● TASK TO COMPLETE: Print the records exactly as given.
*** PROVIDED DATA Section Begins ***
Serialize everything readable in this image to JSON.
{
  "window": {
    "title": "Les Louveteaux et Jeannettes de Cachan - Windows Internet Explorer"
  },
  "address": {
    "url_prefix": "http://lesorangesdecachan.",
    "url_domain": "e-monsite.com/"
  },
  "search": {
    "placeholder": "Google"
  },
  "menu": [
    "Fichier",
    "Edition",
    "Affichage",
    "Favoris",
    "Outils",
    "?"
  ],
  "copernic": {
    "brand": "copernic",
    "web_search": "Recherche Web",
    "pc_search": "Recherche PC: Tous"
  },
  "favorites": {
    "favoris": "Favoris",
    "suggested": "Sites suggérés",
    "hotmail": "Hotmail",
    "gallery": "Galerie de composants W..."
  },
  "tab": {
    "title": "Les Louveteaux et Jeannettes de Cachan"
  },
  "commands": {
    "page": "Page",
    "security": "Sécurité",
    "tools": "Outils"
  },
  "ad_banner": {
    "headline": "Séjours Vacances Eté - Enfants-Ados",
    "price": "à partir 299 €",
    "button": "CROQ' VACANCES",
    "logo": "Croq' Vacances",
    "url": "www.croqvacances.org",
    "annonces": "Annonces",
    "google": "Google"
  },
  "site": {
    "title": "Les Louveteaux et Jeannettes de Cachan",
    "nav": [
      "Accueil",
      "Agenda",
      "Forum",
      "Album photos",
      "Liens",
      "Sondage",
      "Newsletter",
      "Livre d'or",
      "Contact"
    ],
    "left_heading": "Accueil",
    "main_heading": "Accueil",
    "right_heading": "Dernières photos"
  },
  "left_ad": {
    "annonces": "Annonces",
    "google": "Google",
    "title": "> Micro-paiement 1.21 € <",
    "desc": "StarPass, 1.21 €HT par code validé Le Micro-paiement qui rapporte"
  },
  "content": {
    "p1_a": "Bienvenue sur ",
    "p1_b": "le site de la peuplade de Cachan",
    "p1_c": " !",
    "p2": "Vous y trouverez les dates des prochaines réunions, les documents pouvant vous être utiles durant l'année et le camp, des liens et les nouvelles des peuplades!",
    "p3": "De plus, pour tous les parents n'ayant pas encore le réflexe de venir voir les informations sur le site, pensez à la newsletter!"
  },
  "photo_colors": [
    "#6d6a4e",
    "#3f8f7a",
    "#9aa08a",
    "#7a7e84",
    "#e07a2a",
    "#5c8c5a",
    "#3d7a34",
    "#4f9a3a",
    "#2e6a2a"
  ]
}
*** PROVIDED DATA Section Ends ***
● SOLUTION TO THIS PROBLEM:
Serialize everything readable in this image to JSON.
{
  "window": {
    "title": "Les Louveteaux et Jeannettes de Cachan - Windows Internet Explorer"
  },
  "address": {
    "url_prefix": "http://lesorangesdecachan.",
    "url_domain": "e-monsite.com/"
  },
  "search": {
    "placeholder": "Google"
  },
  "menu": [
    "Fichier",
    "Edition",
    "Affichage",
    "Favoris",
    "Outils",
    "?"
  ],
  "copernic": {
    "brand": "copernic",
    "web_search": "Recherche Web",
    "pc_search": "Recherche PC: Tous"
  },
  "favorites": {
    "favoris": "Favoris",
    "suggested": "Sites suggérés",
    "hotmail": "Hotmail",
    "gallery": "Galerie de composants W..."
  },
  "tab": {
    "title": "Les Louveteaux et Jeannettes de Cachan"
  },
  "commands": {
    "page": "Page",
    "security": "Sécurité",
    "tools": "Outils"
  },
  "ad_banner": {
    "headline": "Séjours Vacances Eté - Enfants-Ados",
    "price": "à partir 299 €",
    "button": "CROQ' VACANCES",
    "logo": "Croq' Vacances",
    "url": "www.croqvacances.org",
    "annonces": "Annonces",
    "google": "Google"
  },
  "site": {
    "title": "Les Louveteaux et Jeannettes de Cachan",
    "nav": [
      "Accueil",
      "Agenda",
      "Forum",
      "Album photos",
      "Liens",
      "Sondage",
      "Newsletter",
      "Livre d'or",
      "Contact"
    ],
    "left_heading": "Accueil",
    "main_heading": "Accueil",
    "right_heading": "Dernières photos"
  },
  "left_ad": {
    "annonces": "Annonces",
    "google": "Google",
    "title": "> Micro-paiement 1.21 € <",
    "desc": "StarPass, 1.21 €HT par code validé Le Micro-paiement qui rapporte"
  },
  "content": {
    "p1_a": "Bienvenue sur ",
    "p1_b": "le site de la peuplade de Cachan",
    "p1_c": " !",
    "p2": "Vous y trouverez les dates des prochaines réunions, les documents pouvant vous être utiles durant l'année et le camp, des liens et les nouvelles des peuplades!",
    "p3": "De plus, pour tous les parents n'ayant pas encore le réflexe de venir voir les informations sur le site, pensez à la newsletter!"
  },
  "photo_colors": [
    "#6d6a4e",
    "#3f8f7a",
    "#9aa08a",
    "#7a7e84",
    "#e07a2a",
    "#5c8c5a",
    "#3d7a34",
    "#4f9a3a",
    "#2e6a2a"
  ]
}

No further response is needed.